When one thinks of negotiating offers, salary is the first thing that typically comes to mind; however, non-salary items like training, benefits, or relocation expenses are also often negotiable. To prepare for negotiations:
- Identify what you want from the job: negotiating for salary is different from negotiating for benefits, and each will require you do conduct different research.
- Learn about the position. If you can, speak to current employees about how that position fits within the organizational hierarchy.
- Research the industry. Know what you are worth relative to the specific job, but also to the industry in general.
What do you want to negotiate?
Depending on the industry, the position, and your level of experience, benefits packages including bonuses, stock options, health care, paid parental leave may be available, so do your research. For many, these benefits are as important or more important than salary. Anything that will give you satisfaction are potentially negotiable items.
What is important to you? Prioritizing these items can help determine your values and clarify your long term career goals. Use the following list to identify what matters most to you in a career.
Step 1: Put a check mark (√) beside your 10 most important items.
Step 2: Out of your 10 choices, select your top 5 items and prioritize them.
- Quality of work
- Ability to use skills, training, and experience
- Work or “corporate” culture
- Length of commute
- Type of organization
- Opportunity to grow professionally
- Job title
- Work environment e.g. entrepreneurial, team-oriented
- Work in a large corporation
- Have the opportunity to work with new project requirements
- Have a nice work space
- Be able to take advantage of tuition reimbursement benefits
- Increase base salary and overall good to above average compensation package
- Receive a signing or annual bonus
- Be in an open and friendly environment
- Experience a fair amount of autonomy
- Be able to grow with the company without relocating
- Have a mentor or good career coach
The priority items you have identified can be used in negotiating your offer.
Where can you find salary information?
Don't overestimate what you're worth, but don't sell yourself short either. Carefully research what similar jobs in that industry pay. Identify the minimum increase you will settle for. Take the time to research other options if you feel it is time to make a career move.
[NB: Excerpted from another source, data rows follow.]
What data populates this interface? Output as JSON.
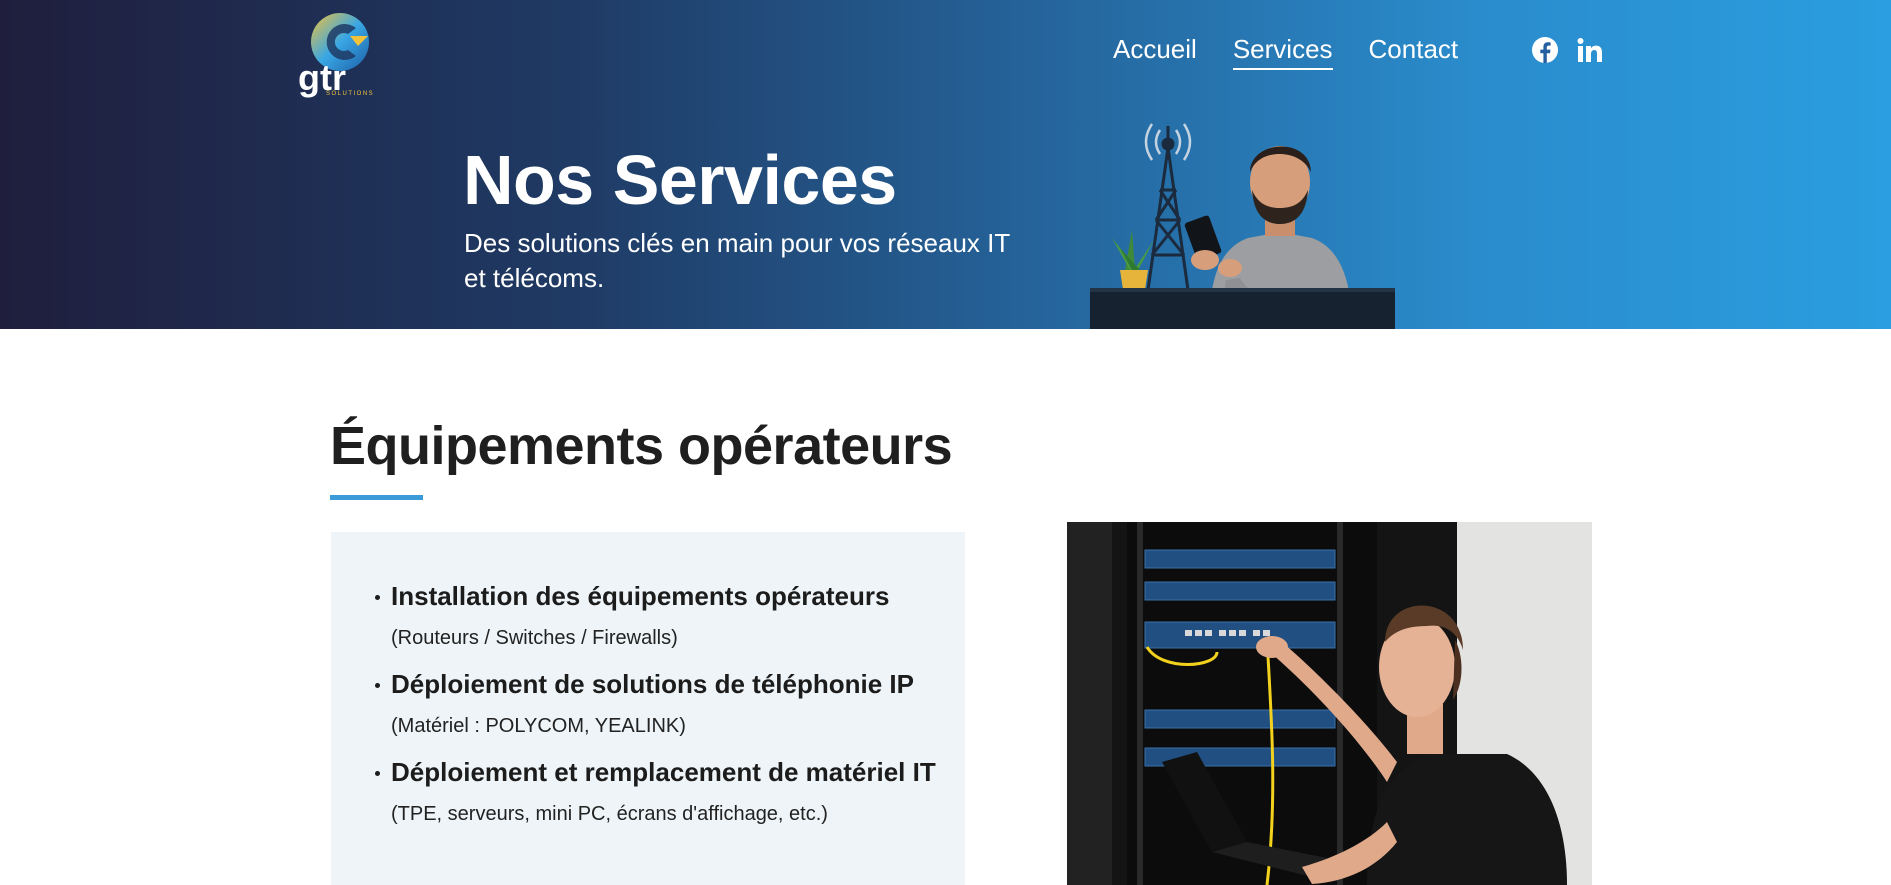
{
  "brand": {
    "logo_text": "gtr",
    "logo_tagline": "SOLUTIONS"
  },
  "nav": {
    "items": [
      {
        "label": "Accueil",
        "active": false
      },
      {
        "label": "Services",
        "active": true
      },
      {
        "label": "Contact",
        "active": false
      }
    ]
  },
  "social": {
    "icons": [
      "facebook-icon",
      "linkedin-icon"
    ]
  },
  "hero": {
    "title": "Nos Services",
    "subtitle": "Des solutions clés en main pour vos réseaux IT et télécoms."
  },
  "section": {
    "title": "Équipements opérateurs",
    "services": [
      {
        "name": "Installation des équipements opérateurs",
        "detail": "(Routeurs / Switches / Firewalls)"
      },
      {
        "name": "Déploiement de solutions de téléphonie IP",
        "detail": "(Matériel : POLYCOM, YEALINK)"
      },
      {
        "name": "Déploiement et remplacement de matériel IT",
        "detail": "(TPE, serveurs, mini PC, écrans d'affichage, etc.)"
      }
    ]
  },
  "colors": {
    "hero_gradient_start": "#1f1e3d",
    "hero_gradient_end": "#2a9ee0",
    "accent": "#3b9bd8",
    "card_bg": "#eef4f7"
  }
}
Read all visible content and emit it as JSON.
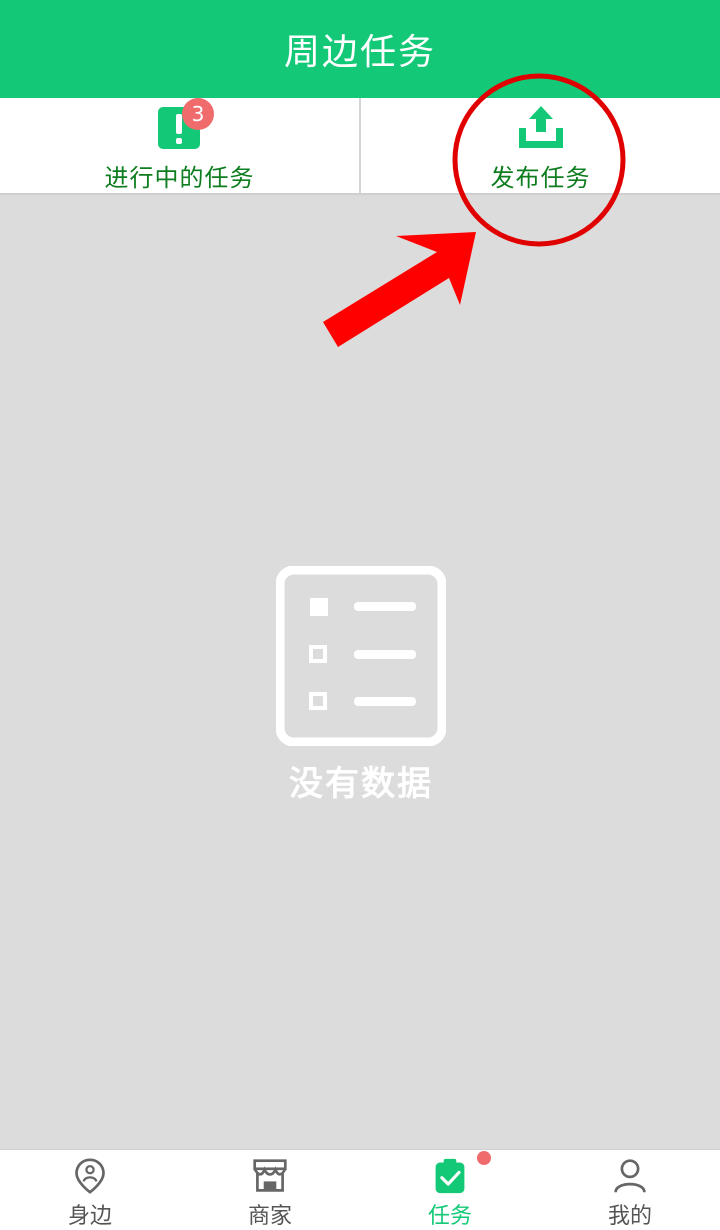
{
  "header": {
    "title": "周边任务"
  },
  "tabs": [
    {
      "label": "进行中的任务",
      "icon": "alert-icon",
      "badge": "3"
    },
    {
      "label": "发布任务",
      "icon": "upload-icon"
    }
  ],
  "empty_state": {
    "icon": "list-icon",
    "text": "没有数据"
  },
  "bottom_nav": {
    "items": [
      {
        "label": "身边",
        "icon": "location-person-icon",
        "active": false
      },
      {
        "label": "商家",
        "icon": "shop-icon",
        "active": false
      },
      {
        "label": "任务",
        "icon": "clipboard-check-icon",
        "active": true,
        "has_dot": true
      },
      {
        "label": "我的",
        "icon": "person-icon",
        "active": false
      }
    ]
  },
  "colors": {
    "brand_green": "#13c977",
    "tab_label_green": "#0d7d1f",
    "badge_red": "#f06c6c",
    "content_bg": "#dcdcdc",
    "annotation_red": "#e00000"
  }
}
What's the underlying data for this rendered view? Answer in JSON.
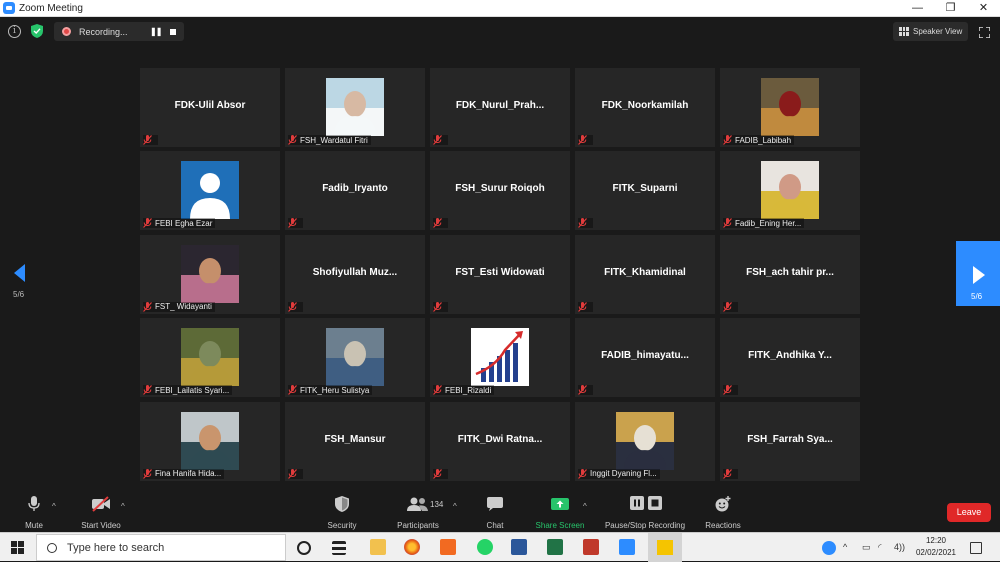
{
  "window": {
    "title": "Zoom Meeting",
    "controls": [
      "—",
      "❐",
      "✕"
    ]
  },
  "topbar": {
    "recording_label": "Recording...",
    "pause_glyph": "❚❚",
    "speaker_view_label": "Speaker View"
  },
  "gallery": {
    "page_indicator": "5/6",
    "tiles": [
      {
        "name": "FDK-Ulil Absor",
        "display": "name"
      },
      {
        "name": "FSH_Wardatul Fitri",
        "display": "photo",
        "photo_colors": [
          "#bcd7e4",
          "#f4f7f8",
          "#d7b9a3"
        ]
      },
      {
        "name": "FDK_Nurul_Prah...",
        "display": "name"
      },
      {
        "name": "FDK_Noorkamilah",
        "display": "name"
      },
      {
        "name": "FADIB_Labibah",
        "display": "photo",
        "photo_colors": [
          "#6b5b3d",
          "#c08a3e",
          "#8a1b1b"
        ]
      },
      {
        "name": "FEBI Egha Ezar",
        "display": "avatar"
      },
      {
        "name": "Fadib_Iryanto",
        "display": "name"
      },
      {
        "name": "FSH_Surur Roiqoh",
        "display": "name"
      },
      {
        "name": "FITK_Suparni",
        "display": "name"
      },
      {
        "name": "Fadib_Ening Her...",
        "display": "photo",
        "photo_colors": [
          "#e8e4df",
          "#d8b93a",
          "#d09a86"
        ]
      },
      {
        "name": "FST_ Widayanti",
        "display": "photo",
        "photo_colors": [
          "#2b2630",
          "#b86e8c",
          "#c58f6b"
        ]
      },
      {
        "name": "Shofiyullah Muz...",
        "display": "name"
      },
      {
        "name": "FST_Esti Widowati",
        "display": "name"
      },
      {
        "name": "FITK_Khamidinal",
        "display": "name"
      },
      {
        "name": "FSH_ach tahir pr...",
        "display": "name"
      },
      {
        "name": "FEBI_Lailatis Syari...",
        "display": "photo",
        "photo_colors": [
          "#5d6a37",
          "#b59a3a",
          "#7d8a5c"
        ]
      },
      {
        "name": "FITK_Heru Sulistya",
        "display": "photo",
        "photo_colors": [
          "#6c7f8f",
          "#3f5e82",
          "#c9c2b3"
        ]
      },
      {
        "name": "FEBI_Rizaldi",
        "display": "chart-photo"
      },
      {
        "name": "FADIB_himayatu...",
        "display": "name"
      },
      {
        "name": "FITK_Andhika Y...",
        "display": "name"
      },
      {
        "name": "Fina Hanifa Hida...",
        "display": "photo",
        "photo_colors": [
          "#bfc6c9",
          "#2f4a52",
          "#c9956d"
        ]
      },
      {
        "name": "FSH_Mansur",
        "display": "name"
      },
      {
        "name": "FITK_Dwi Ratna...",
        "display": "name"
      },
      {
        "name": "Inggit Dyaning Fl...",
        "display": "photo",
        "photo_colors": [
          "#caa24d",
          "#2a2f3f",
          "#e6e0d4"
        ]
      },
      {
        "name": "FSH_Farrah Sya...",
        "display": "name"
      }
    ]
  },
  "toolbar": {
    "mute": "Mute",
    "start_video": "Start Video",
    "security": "Security",
    "participants": "Participants",
    "participants_count": "134",
    "chat": "Chat",
    "share_screen": "Share Screen",
    "pause_stop_recording": "Pause/Stop Recording",
    "reactions": "Reactions",
    "leave": "Leave"
  },
  "taskbar": {
    "search_placeholder": "Type here to search",
    "time": "12:20",
    "date": "02/02/2021",
    "lang": "4))"
  },
  "colors": {
    "accent": "#2d8cff",
    "leave": "#e02828",
    "share_green": "#27c46b",
    "mic_off_red": "#e03c3c"
  }
}
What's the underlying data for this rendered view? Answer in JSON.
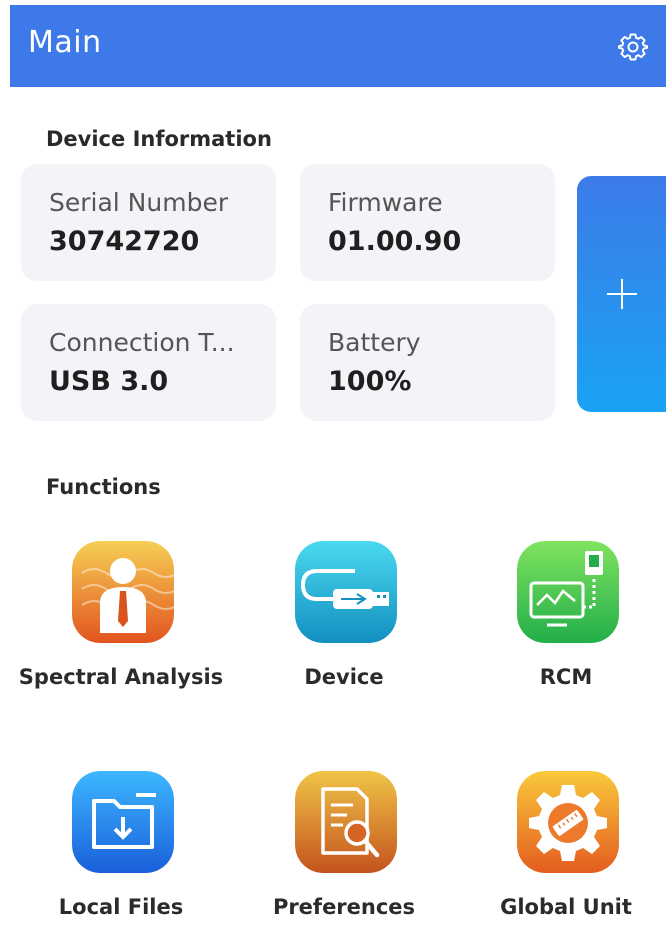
{
  "header": {
    "title": "Main",
    "settings_icon": "gear-icon",
    "background_color": "#3d79e8"
  },
  "device_info": {
    "section_title": "Device Information",
    "cards": [
      {
        "label": "Serial Number",
        "value": "30742720"
      },
      {
        "label": "Firmware",
        "value": "01.00.90"
      },
      {
        "label": "Connection T...",
        "value": "USB 3.0"
      },
      {
        "label": "Battery",
        "value": "100%"
      }
    ],
    "add_icon": "plus-icon"
  },
  "functions": {
    "section_title": "Functions",
    "items": [
      {
        "label": "Spectral Analysis",
        "icon": "spectral-analysis-icon",
        "colors": [
          "#f4c64a",
          "#e35a22"
        ]
      },
      {
        "label": "Device",
        "icon": "usb-device-icon",
        "colors": [
          "#47d7ef",
          "#138fc0"
        ]
      },
      {
        "label": "RCM",
        "icon": "monitor-icon",
        "colors": [
          "#78e05d",
          "#24b24d"
        ]
      },
      {
        "label": "Local Files",
        "icon": "folder-download-icon",
        "colors": [
          "#38b1ff",
          "#1b62dc"
        ]
      },
      {
        "label": "Preferences",
        "icon": "document-search-icon",
        "colors": [
          "#f1c145",
          "#c8571f"
        ]
      },
      {
        "label": "Global Unit",
        "icon": "gear-ruler-icon",
        "colors": [
          "#f7c53c",
          "#e76020"
        ]
      }
    ]
  }
}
For information on this topic, see http://www.careers.utoronto.ca/myCareer/resumeInterview/salNegotiate.aspx?tr=
Determine what you’re worth
To better estimate what you should be getting paid, you need to factor in
- Your skills (developed through employment, academic and extra curricular activities)
- Your educational qualifications
- Any other relevant experiences and accomplishments
Your skills include those directly related to your disciplinary training and expertise, but also those more generally related to completing higher level academic studies (often called "transferable" skills). For more information on these and other skills developed by graduate students see: http://www.careercenter.umich.edu/students/gradservices/nonacademic/transfer.htm